OnScreen Media Summit: 67% Of Cable Fare Is Original


Original cable TV programming continues to proliferate and now accounts for some two-thirds of what’s found on networks’ air.

Cabletelevision Advertising Bureau president and CEO Sean Cunningham, during his luncheon keynote address at the “B&C-Multichannel OnScreen Media Summit” here Tuesday afternoon, said that programmers have allocated $20 billion behind an array of original fare, which now accounts for 67% of what viewers find when they tune in cable networks.

Those outlays have helped keep linear TV ahead of the media curve that has increasingly resulted in content migrating to a multitude of screens. Cunningham said that while 2008 will see record video usage among new-media platforms, Americans are watching more of the original small screen than ever before.
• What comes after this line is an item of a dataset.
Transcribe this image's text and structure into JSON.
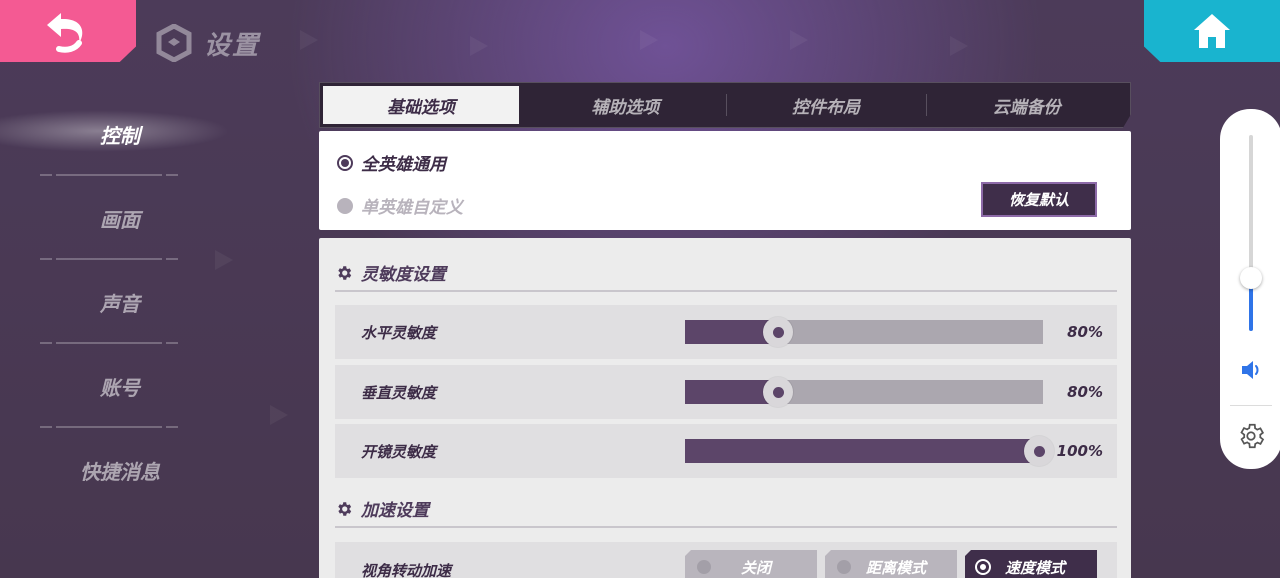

The CAB executive said that Americans are watching 33 hours of TV weekly, a total only eclipsed by their working or going to school, or another popular activity, sleeping.

Moreover, Cunningham said the youth of the country, the 18-to-24 and 18-to-34 sets who have grown up with computers and other devices, are also watching linear TV “just as much, or more than their older counterparts.”

Cunningham emphasized his point by saying the perception that ancillary video usage would cannibalize traditional watching “never happened, and I don’t think it will happen anytime soon.”

For its part, cable has benefited greatly from the nation’s appetite for TV: Cunningham said cable viewing is up 15% thus far in 2008, a 58-quarter run of growth, a trend he also doesn’t see changing in the offing.

Cunningham also talked up linear's role in these recessionary times, noting that viewers advertising “contract” is strongest with TV. He said that consumers’ interest in watching advertisements “diminishes with the size of the screen.”

He noted that the strength of cable networks’ and operators’ brands is a powerful driver relative to generating productive business and transactional leads. To that end, the precision of cable’s targeted audience and ratings, and its ability to direct ads both geographically and to zones, are important components in reaching customers. Cable’s capabilities extend to DMAs and then to national overlays. In short, cable has advertisers and their attendant messages covered no matter what the target.

For more coverage of the OnScreen Summit, click here.